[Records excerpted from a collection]
_ _ _ _

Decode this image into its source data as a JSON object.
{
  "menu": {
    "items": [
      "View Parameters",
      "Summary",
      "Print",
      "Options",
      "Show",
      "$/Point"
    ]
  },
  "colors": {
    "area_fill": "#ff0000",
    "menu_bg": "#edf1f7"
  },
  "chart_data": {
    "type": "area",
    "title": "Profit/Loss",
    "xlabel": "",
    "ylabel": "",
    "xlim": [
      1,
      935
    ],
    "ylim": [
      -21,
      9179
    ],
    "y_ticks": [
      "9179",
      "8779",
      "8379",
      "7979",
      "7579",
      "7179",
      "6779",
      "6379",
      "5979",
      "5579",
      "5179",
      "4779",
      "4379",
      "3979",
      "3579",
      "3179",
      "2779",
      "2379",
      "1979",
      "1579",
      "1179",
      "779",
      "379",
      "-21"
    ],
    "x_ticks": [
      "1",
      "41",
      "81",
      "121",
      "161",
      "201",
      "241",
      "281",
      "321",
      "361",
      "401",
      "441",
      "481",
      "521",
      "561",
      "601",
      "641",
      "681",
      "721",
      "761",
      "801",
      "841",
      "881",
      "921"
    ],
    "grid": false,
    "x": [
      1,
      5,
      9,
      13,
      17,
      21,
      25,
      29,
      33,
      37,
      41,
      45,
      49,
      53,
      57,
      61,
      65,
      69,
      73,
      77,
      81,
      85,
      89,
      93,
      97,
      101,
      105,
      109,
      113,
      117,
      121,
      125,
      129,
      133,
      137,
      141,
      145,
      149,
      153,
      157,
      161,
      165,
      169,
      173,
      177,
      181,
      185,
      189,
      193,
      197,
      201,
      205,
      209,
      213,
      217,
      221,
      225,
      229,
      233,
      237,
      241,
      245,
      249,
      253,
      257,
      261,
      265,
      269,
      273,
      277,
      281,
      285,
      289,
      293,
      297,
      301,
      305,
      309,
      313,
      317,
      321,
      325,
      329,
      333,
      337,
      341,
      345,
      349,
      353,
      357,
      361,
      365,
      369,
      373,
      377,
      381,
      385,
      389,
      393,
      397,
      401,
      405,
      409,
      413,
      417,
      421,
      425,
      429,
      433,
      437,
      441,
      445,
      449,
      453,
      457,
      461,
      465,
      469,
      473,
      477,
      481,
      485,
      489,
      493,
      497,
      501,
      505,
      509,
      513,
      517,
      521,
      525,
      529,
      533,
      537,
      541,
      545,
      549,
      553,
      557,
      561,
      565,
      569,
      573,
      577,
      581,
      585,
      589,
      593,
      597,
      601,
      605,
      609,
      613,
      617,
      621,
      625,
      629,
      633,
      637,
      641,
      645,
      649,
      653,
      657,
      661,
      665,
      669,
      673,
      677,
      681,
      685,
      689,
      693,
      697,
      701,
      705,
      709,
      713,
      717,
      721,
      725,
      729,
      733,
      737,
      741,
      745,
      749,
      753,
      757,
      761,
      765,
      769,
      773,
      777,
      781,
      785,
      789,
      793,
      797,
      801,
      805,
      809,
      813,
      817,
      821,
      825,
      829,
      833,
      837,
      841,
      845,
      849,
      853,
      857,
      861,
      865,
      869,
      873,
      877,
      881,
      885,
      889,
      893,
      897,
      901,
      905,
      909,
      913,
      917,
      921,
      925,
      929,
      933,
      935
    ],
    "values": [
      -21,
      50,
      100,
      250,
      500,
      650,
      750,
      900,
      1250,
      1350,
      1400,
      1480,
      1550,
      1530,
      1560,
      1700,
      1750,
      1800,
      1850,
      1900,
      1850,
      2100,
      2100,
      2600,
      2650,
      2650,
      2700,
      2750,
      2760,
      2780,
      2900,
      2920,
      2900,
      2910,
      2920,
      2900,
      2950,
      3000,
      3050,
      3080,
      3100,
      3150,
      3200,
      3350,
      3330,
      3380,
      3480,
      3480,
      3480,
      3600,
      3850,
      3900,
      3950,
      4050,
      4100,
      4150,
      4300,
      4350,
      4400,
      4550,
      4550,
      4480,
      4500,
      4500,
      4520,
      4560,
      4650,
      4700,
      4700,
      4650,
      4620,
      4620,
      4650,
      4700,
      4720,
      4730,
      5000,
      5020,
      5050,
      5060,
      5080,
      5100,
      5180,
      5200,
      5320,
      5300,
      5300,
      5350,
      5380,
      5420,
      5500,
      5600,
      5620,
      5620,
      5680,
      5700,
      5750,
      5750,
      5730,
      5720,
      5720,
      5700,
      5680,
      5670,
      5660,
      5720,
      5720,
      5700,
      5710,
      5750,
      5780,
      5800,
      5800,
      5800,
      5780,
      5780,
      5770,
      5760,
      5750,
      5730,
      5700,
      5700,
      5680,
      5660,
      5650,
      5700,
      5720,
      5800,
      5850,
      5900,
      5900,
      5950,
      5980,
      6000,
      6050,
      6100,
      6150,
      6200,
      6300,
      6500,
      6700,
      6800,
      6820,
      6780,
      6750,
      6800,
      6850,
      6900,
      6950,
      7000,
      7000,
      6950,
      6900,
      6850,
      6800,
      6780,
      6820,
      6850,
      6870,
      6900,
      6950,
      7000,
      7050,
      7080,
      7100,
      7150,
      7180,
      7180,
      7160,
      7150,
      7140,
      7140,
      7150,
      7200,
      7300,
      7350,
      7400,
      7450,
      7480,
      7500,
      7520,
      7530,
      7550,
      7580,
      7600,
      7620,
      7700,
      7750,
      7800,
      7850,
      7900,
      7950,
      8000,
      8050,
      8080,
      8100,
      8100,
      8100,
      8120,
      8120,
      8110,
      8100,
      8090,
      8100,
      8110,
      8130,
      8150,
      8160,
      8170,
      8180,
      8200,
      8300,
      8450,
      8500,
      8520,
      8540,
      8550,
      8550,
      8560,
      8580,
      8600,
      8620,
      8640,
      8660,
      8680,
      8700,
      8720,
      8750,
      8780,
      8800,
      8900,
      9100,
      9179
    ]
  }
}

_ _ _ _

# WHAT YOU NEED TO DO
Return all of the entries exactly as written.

# ANSWER BOX
Decode this image into its source data as a JSON object.
{
  "menu": {
    "items": [
      "View Parameters",
      "Summary",
      "Print",
      "Options",
      "Show",
      "$/Point"
    ]
  },
  "colors": {
    "area_fill": "#ff0000",
    "menu_bg": "#edf1f7"
  },
  "chart_data": {
    "type": "area",
    "title": "Profit/Loss",
    "xlabel": "",
    "ylabel": "",
    "xlim": [
      1,
      935
    ],
    "ylim": [
      -21,
      9179
    ],
    "y_ticks": [
      "9179",
      "8779",
      "8379",
      "7979",
      "7579",
      "7179",
      "6779",
      "6379",
      "5979",
      "5579",
      "5179",
      "4779",
      "4379",
      "3979",
      "3579",
      "3179",
      "2779",
      "2379",
      "1979",
      "1579",
      "1179",
      "779",
      "379",
      "-21"
    ],
    "x_ticks": [
      "1",
      "41",
      "81",
      "121",
      "161",
      "201",
      "241",
      "281",
      "321",
      "361",
      "401",
      "441",
      "481",
      "521",
      "561",
      "601",
      "641",
      "681",
      "721",
      "761",
      "801",
      "841",
      "881",
      "921"
    ],
    "grid": false,
    "x": [
      1,
      5,
      9,
      13,
      17,
      21,
      25,
      29,
      33,
      37,
      41,
      45,
      49,
      53,
      57,
      61,
      65,
      69,
      73,
      77,
      81,
      85,
      89,
      93,
      97,
      101,
      105,
      109,
      113,
      117,
      121,
      125,
      129,
      133,
      137,
      141,
      145,
      149,
      153,
      157,
      161,
      165,
      169,
      173,
      177,
      181,
      185,
      189,
      193,
      197,
      201,
      205,
      209,
      213,
      217,
      221,
      225,
      229,
      233,
      237,
      241,
      245,
      249,
      253,
      257,
      261,
      265,
      269,
      273,
      277,
      281,
      285,
      289,
      293,
      297,
      301,
      305,
      309,
      313,
      317,
      321,
      325,
      329,
      333,
      337,
      341,
      345,
      349,
      353,
      357,
      361,
      365,
      369,
      373,
      377,
      381,
      385,
      389,
      393,
      397,
      401,
      405,
      409,
      413,
      417,
      421,
      425,
      429,
      433,
      437,
      441,
      445,
      449,
      453,
      457,
      461,
      465,
      469,
      473,
      477,
      481,
      485,
      489,
      493,
      497,
      501,
      505,
      509,
      513,
      517,
      521,
      525,
      529,
      533,
      537,
      541,
      545,
      549,
      553,
      557,
      561,
      565,
      569,
      573,
      577,
      581,
      585,
      589,
      593,
      597,
      601,
      605,
      609,
      613,
      617,
      621,
      625,
      629,
      633,
      637,
      641,
      645,
      649,
      653,
      657,
      661,
      665,
      669,
      673,
      677,
      681,
      685,
      689,
      693,
      697,
      701,
      705,
      709,
      713,
      717,
      721,
      725,
      729,
      733,
      737,
      741,
      745,
      749,
      753,
      757,
      761,
      765,
      769,
      773,
      777,
      781,
      785,
      789,
      793,
      797,
      801,
      805,
      809,
      813,
      817,
      821,
      825,
      829,
      833,
      837,
      841,
      845,
      849,
      853,
      857,
      861,
      865,
      869,
      873,
      877,
      881,
      885,
      889,
      893,
      897,
      901,
      905,
      909,
      913,
      917,
      921,
      925,
      929,
      933,
      935
    ],
    "values": [
      -21,
      50,
      100,
      250,
      500,
      650,
      750,
      900,
      1250,
      1350,
      1400,
      1480,
      1550,
      1530,
      1560,
      1700,
      1750,
      1800,
      1850,
      1900,
      1850,
      2100,
      2100,
      2600,
      2650,
      2650,
      2700,
      2750,
      2760,
      2780,
      2900,
      2920,
      2900,
      2910,
      2920,
      2900,
      2950,
      3000,
      3050,
      3080,
      3100,
      3150,
      3200,
      3350,
      3330,
      3380,
      3480,
      3480,
      3480,
      3600,
      3850,
      3900,
      3950,
      4050,
      4100,
      4150,
      4300,
      4350,
      4400,
      4550,
      4550,
      4480,
      4500,
      4500,
      4520,
      4560,
      4650,
      4700,
      4700,
      4650,
      4620,
      4620,
      4650,
      4700,
      4720,
      4730,
      5000,
      5020,
      5050,
      5060,
      5080,
      5100,
      5180,
      5200,
      5320,
      5300,
      5300,
      5350,
      5380,
      5420,
      5500,
      5600,
      5620,
      5620,
      5680,
      5700,
      5750,
      5750,
      5730,
      5720,
      5720,
      5700,
      5680,
      5670,
      5660,
      5720,
      5720,
      5700,
      5710,
      5750,
      5780,
      5800,
      5800,
      5800,
      5780,
      5780,
      5770,
      5760,
      5750,
      5730,
      5700,
      5700,
      5680,
      5660,
      5650,
      5700,
      5720,
      5800,
      5850,
      5900,
      5900,
      5950,
      5980,
      6000,
      6050,
      6100,
      6150,
      6200,
      6300,
      6500,
      6700,
      6800,
      6820,
      6780,
      6750,
      6800,
      6850,
      6900,
      6950,
      7000,
      7000,
      6950,
      6900,
      6850,
      6800,
      6780,
      6820,
      6850,
      6870,
      6900,
      6950,
      7000,
      7050,
      7080,
      7100,
      7150,
      7180,
      7180,
      7160,
      7150,
      7140,
      7140,
      7150,
      7200,
      7300,
      7350,
      7400,
      7450,
      7480,
      7500,
      7520,
      7530,
      7550,
      7580,
      7600,
      7620,
      7700,
      7750,
      7800,
      7850,
      7900,
      7950,
      8000,
      8050,
      8080,
      8100,
      8100,
      8100,
      8120,
      8120,
      8110,
      8100,
      8090,
      8100,
      8110,
      8130,
      8150,
      8160,
      8170,
      8180,
      8200,
      8300,
      8450,
      8500,
      8520,
      8540,
      8550,
      8550,
      8560,
      8580,
      8600,
      8620,
      8640,
      8660,
      8680,
      8700,
      8720,
      8750,
      8780,
      8800,
      8900,
      9100,
      9179
    ]
  }
}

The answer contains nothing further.